Episode 374 of I’ll Drink to That! was released recently and features Marco Tinessa of Ognostro winery in Italy.
In California, it is common among a generation of winemaking boot strappers to be living in one place, sourcing grapes from another area, and fermenting in a third. Hardy Wallace of Dirty & Rowdy is a good example of this. He lives in Napa, he sources grapes from farther flung areas of the state such as the Santa Barbara Highlands and Mendocino, and he ferments his wine in Petaluma. By California standards, this is normal, and almost what is required of a younger generation with a willingness to get into wine but without the deep financial resources required to command an estate property. An arrangement like that is highly unusual in Italy. In fact, very, very unusual. In Italy there are often regulations stipulating that a DOC wine has to be fermented within the region of origin to be labelled with the DOC available to the vineyard. Fermentation location is a part of the identity. That is part of the reason that Marco Tinessa is a real outlier within Italy. He lives in Milan, he sources the grapes for Ognostro from the Campania, and he ferments the grapes in Sicily, on Mount Etna. This means that he has to forfeit the Taurasi name for his Aglianico wine. But Marco is nonplussed by this. For him, there is a knowledge deficit in the Campania when it comes to fine wine and the understanding of it on a global level, and Marco, a student of the bottles of Bartolo, of Allemand, and of Rayas, has other ideas about what is important. Namely, a natural fermentation of organically farmed grapes. Which is part of the reason that he ferments his wine at Frank Cornelissen’s winery on Mount Etna. That’s right, the Cornelissen known for amphora and a hands off image, the man who is seen as working as far as one can within the Natural idiom. A Burgundy like interpretation of Aglianico, inspired by the Northern RhÃ´ne, and fermented in the cellar of a renowned Naturalista? I also was surprised, as I suspect you are now, that I hadn’t heard about this project already. After all, this label has been made since 2007. But then, there have only been 1,000 bottles produced each year, and sometimes not even that. So what is the full explanation for taking an approach to this wine that not only isn’t easy, but which is actively discouraged by the Italian authorities? Marco has some answers in episode 374.

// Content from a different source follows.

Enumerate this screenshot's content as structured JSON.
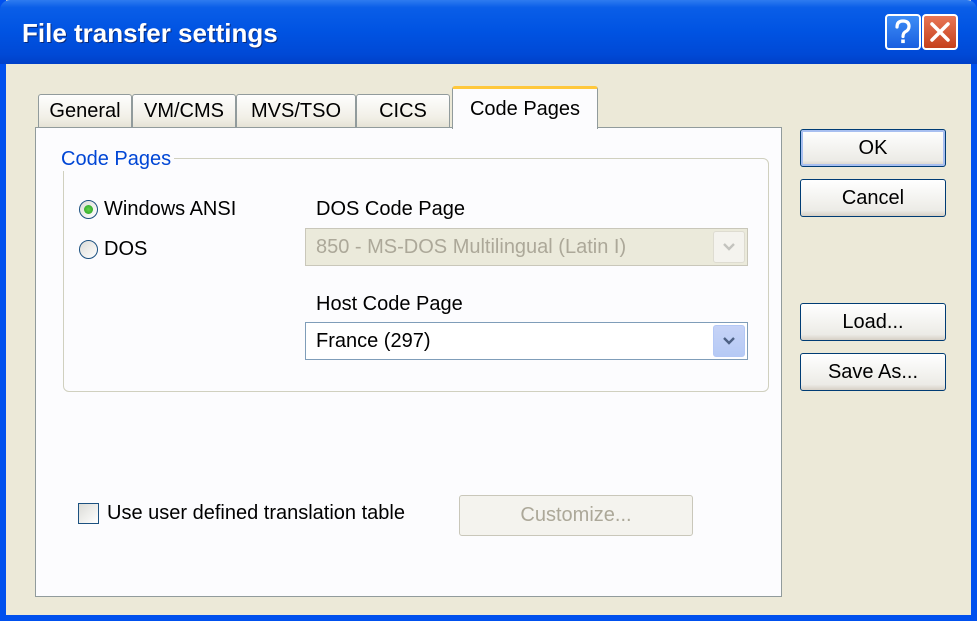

I’ll Drink to That is the world’s most listened-to wine podcast, hosted by Levi Dalton. Levi has had a long career working as a sommelier in some of the most distinguished and acclaimed dining rooms in America. He has served wine to guests of Restaurant Daniel, Masa, and Alto, all in Manhattan. Levi has also contributed articles on wine themes to publications such as The Art of Eating, Wine & Spirits magazine, Bon Appetit online, and Eater NY. Check out his pictures on Instagram and follow him on Twitter: @leviopenswine